But non-megachurches can be effective churches. Woodman, whose Carlinville church reported an average worship attendance of 145 in their 2013 Annual Church Profile, is leading Emmanuel to look closely at what makes a congregation healthy. He referenced LifeWay President Thom Rainer’s 2013 book “I Am A Church Member,” which outlines members’ responsibilities to their congregation.

“If a church member’s not supposed to look at ‘what’s in it for me,’ then maybe churches ought to stop looking at ‘what’s in it for me,’” Woodman said. The better question is, “What can I do for the bigger body?”

Major shift toward bivocational
Page has used a “fault lines” analogy to describes areas of SBC life where there are rifts between different groups. One of those fault lines, he said in the Atlanta meeting, is related to church methodology, or how churches do church. The discussion centered on bivocational ministry, a strategy Page called “the wave of the future.” It’s also the wave of the past.

Southern Baptist churches have long relied on bivocational pastors to lead churches. Decades ago, many pastors were farmers; today, they also drive school buses, deliver the mail, and run small businesses.

“I’m convinced that in the 21st Century, the best stewardship model is bivocational,” Page said. “We’ve got a lot of students coming out of seminary now who have no intention of being full support.” In other words, they’re prepared to work more than one job to make ends meet.

That news was encouraging to Woodman. There was a day, he said, when “the underlying current was that the bivocational guy wasn’t good enough to have a full-time church.” Page shared with the group that some Christian universities are now training students to be pastors along with learning another vocation.

While there will always be churches that want their pastor to be full-time, Woodman said, bivocational ministry is imperative if Southern Baptists want to extend the reach of churches into more communities. “And we’re going to have to do a better job at it,” he said, and at preparing future leaders for it. Because bivocational pastoring is “a different game.”

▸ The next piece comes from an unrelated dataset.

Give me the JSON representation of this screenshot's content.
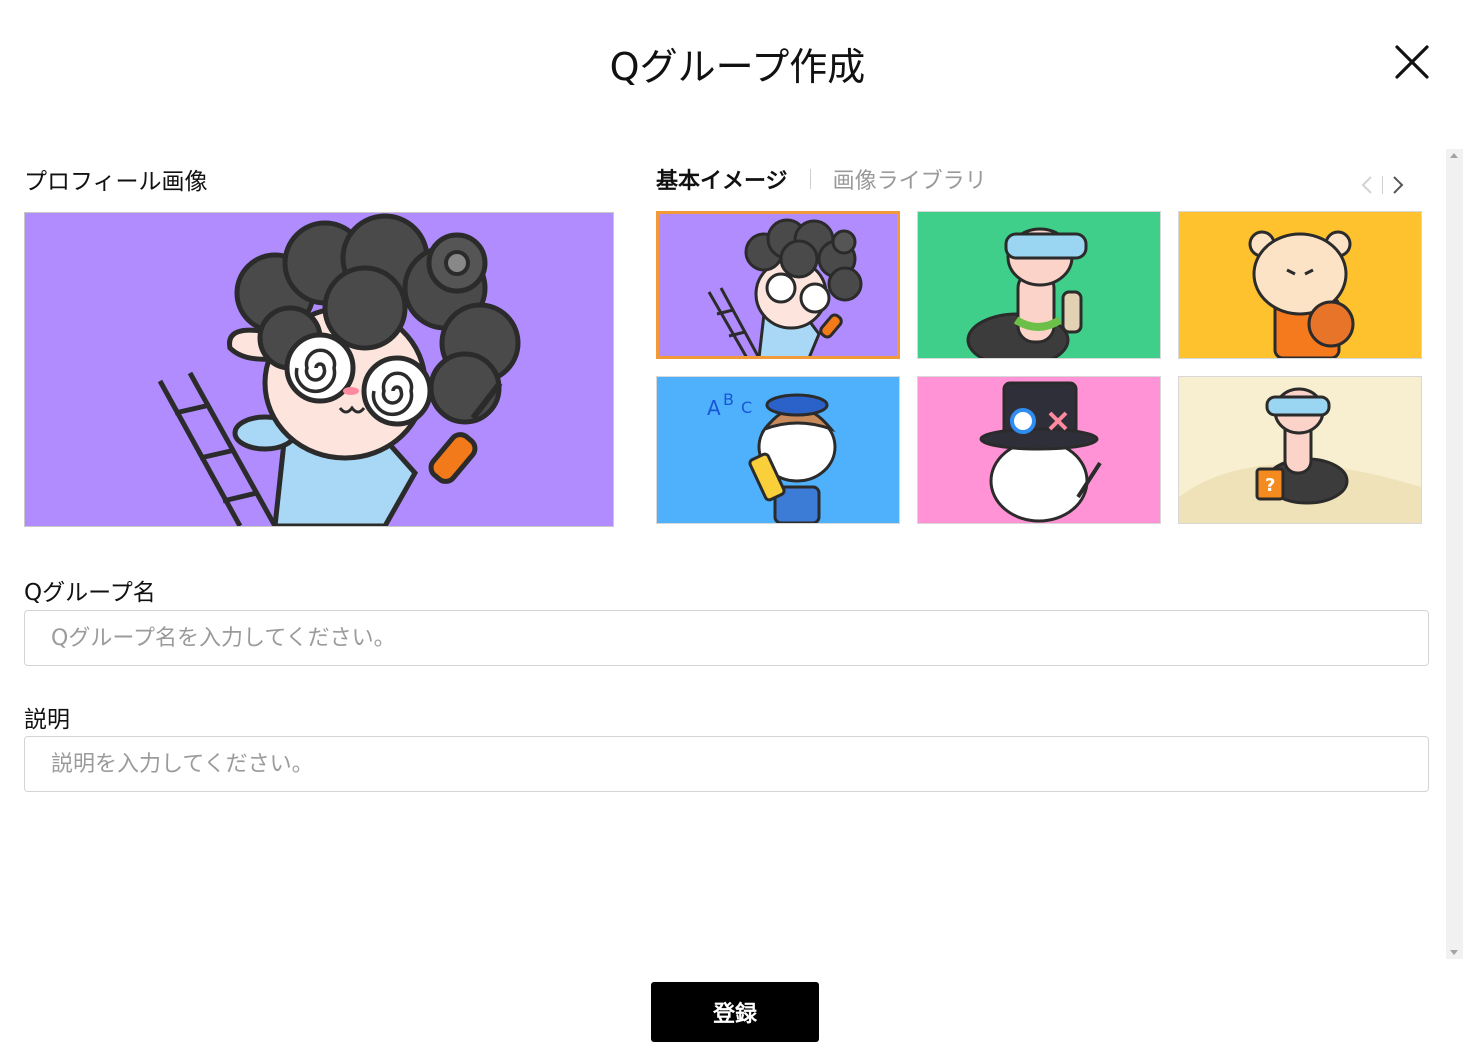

Quit the comparison game
Small church pastor Job Dalomba posed a pointed question in an April blog post: “We have to ask ourselves an honest question: Do we want to see the glory of God shining from larger churches or do we just want their numbers, resources and notoriety to be our numbers, resources and notoriety?”

The SBC Voices post by Dalomba, pastor of a new, small church in Southaven, Mississippi, called for small church pastors to stop comparing themselves to men who lead larger congregations, and to pray for those big churches too.

It’s a strategy the congregation at Emmanuel has utilized this year. A church’s prayer requests are a good measure of its health, Pastor Woodman said. “Throw them up on the wall, and see what your prayer requests do. And when you get done, you begin to think about what does that tell you your view of God is.

“And in essence, you’ll find in most churches that he’s healer, a physician; he’s an employment agency; he’s Triple A. But what’s lacking is that he’s a savior.”

Woodman’s congregation was already praying by name for people who don’t know Christ when he arrived as pastor last year. To that focus, they’ve added regular prayer for sister churches in Macoupin Baptist Association. The prayers are scripted, with a focus on reaching people who don’t know Christ. Woodman is hopeful the strategy will help build a spirit of teamwork between his church and others in the community, he told SBC Life earlier this year.

“When we started praying for our sister churches, that helped us be healthier. If we as pastors and churches would take the same attitude, then we’d stop looking at what others were doing for us, and we’d start doing for others.”

With reporting by Baptist Press and SBC Life. Meredith Flynn is managing editor of the Illinois Baptist newspaper, online at